But underlying the fun, we all had good reasons for our choices. Emily Gee, head of designation at Historic England, proposed the remarkable 16-sided 1796 house ‘A La Ronde’ in Devon as a building which – apart from its refreshing unorthodox layout – was a design for living by women for women. Chris Costelloe, director of the Victorian Society, gave himself the impossible task of championing the demolished 1883 Army and Navy Hotel in Victoria by one FT Pilkington. It was sinister and ill-proportioned but weirdly compelling.
The audience, lubricated by wine, cast their votes by dropping a marble into one of six cups provided, one per building
Andrea Klettner, journalist and architecture PR, recounted her astonishment at first seeing the 1923 ‘House in the Clouds’ a water tower/family home, a house on a tall stalk, in the Strangeville of Thorpeness, Suffolk, by Frederick Forbes Glennie. A folly, yes, but a doubly practical one. Phin Harper, deputy director of the Architecture Foundation, proposed one particular house (and occupant) in the 1970s Walter Segal self-build enclave of Walter’s Way in Lewisham. Adam Nathaniel Furman, artist and almost-architect at present working for Farrells, gave us his boss’s cheap-as-chips conversion masterpiece from 1983, the TV-AM building in Camden, now fully de-PoMo-ised.
Me? I chose the Hilda Besse building (1962-71) at St Antony’s College Oxford by Howell, Killick, Partridge & Amis. This is the high point of HKPA’s ‘vertebrate architecture’ period, a glorification of pure structure that marries brutalism with surprising delicacy.
It came down in the final round to Harper, Furman and me. Furman won with TV-AM and as far as we could tell from the shoals of coloured cards (nobody felt like counting), I came second with the Hilda Besse building. Well, at least my candidate still exists in its original form. But I think the audience was right.
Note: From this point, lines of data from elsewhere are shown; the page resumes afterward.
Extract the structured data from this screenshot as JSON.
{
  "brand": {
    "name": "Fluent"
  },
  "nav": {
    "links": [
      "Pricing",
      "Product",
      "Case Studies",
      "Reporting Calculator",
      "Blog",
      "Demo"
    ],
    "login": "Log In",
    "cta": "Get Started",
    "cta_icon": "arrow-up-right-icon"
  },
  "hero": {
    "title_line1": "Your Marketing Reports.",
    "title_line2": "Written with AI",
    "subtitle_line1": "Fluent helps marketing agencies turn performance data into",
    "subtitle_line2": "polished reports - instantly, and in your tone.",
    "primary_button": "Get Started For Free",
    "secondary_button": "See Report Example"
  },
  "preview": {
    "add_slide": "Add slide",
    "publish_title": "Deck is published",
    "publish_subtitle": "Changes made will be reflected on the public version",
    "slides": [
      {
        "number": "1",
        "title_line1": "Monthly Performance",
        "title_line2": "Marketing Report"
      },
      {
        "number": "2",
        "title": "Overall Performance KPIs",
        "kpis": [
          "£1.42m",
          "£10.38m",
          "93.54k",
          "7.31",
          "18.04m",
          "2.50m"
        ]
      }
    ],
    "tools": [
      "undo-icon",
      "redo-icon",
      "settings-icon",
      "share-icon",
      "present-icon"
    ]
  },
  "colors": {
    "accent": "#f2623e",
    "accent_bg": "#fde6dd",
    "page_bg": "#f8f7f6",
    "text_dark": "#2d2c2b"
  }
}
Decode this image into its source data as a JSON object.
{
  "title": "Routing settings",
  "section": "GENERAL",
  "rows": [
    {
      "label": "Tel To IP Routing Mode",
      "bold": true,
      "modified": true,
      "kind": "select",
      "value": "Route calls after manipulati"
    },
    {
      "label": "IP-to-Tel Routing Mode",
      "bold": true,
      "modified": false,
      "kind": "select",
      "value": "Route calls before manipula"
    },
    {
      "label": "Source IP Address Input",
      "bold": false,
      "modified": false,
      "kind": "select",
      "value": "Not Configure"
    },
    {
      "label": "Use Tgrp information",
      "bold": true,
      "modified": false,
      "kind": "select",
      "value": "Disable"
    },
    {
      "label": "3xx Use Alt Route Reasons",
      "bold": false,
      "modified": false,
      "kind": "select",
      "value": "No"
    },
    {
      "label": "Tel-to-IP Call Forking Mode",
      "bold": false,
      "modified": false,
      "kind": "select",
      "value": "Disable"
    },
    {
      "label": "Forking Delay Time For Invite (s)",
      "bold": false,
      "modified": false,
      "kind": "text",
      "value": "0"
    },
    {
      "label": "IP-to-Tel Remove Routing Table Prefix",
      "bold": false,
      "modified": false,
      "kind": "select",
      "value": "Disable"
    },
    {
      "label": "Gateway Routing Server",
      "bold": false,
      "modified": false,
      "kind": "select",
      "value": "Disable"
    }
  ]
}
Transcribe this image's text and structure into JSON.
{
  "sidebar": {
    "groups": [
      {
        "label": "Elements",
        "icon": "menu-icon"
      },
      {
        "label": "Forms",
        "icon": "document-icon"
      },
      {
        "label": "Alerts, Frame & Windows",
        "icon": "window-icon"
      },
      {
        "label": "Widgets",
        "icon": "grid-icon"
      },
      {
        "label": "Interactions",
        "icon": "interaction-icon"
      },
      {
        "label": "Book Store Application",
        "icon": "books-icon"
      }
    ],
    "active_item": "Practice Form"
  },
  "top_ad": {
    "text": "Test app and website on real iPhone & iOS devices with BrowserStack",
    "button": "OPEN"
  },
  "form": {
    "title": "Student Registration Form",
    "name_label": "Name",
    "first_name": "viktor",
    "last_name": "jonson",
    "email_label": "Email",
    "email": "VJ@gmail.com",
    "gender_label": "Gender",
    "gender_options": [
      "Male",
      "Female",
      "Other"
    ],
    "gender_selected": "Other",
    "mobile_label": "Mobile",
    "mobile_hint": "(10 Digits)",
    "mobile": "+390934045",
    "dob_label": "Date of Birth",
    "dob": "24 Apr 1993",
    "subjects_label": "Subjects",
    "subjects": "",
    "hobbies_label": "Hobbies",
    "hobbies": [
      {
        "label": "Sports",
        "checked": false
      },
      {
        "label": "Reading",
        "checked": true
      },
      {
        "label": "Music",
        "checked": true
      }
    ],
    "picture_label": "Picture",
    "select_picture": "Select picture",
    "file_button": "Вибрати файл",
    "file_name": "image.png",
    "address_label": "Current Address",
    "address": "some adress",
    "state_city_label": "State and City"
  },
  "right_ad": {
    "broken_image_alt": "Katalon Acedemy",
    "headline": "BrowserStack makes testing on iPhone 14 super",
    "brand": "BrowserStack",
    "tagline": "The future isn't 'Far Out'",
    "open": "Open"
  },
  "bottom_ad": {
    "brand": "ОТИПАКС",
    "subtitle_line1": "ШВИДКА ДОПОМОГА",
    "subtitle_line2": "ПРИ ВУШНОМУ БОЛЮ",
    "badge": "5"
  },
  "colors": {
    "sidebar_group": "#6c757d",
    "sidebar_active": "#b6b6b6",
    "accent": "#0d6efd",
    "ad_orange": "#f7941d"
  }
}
TV-AM was an astonishing moment in British architecture. Maximum architectural impact for minimum means. It’s enough to make me nostalgic for Roland Rat.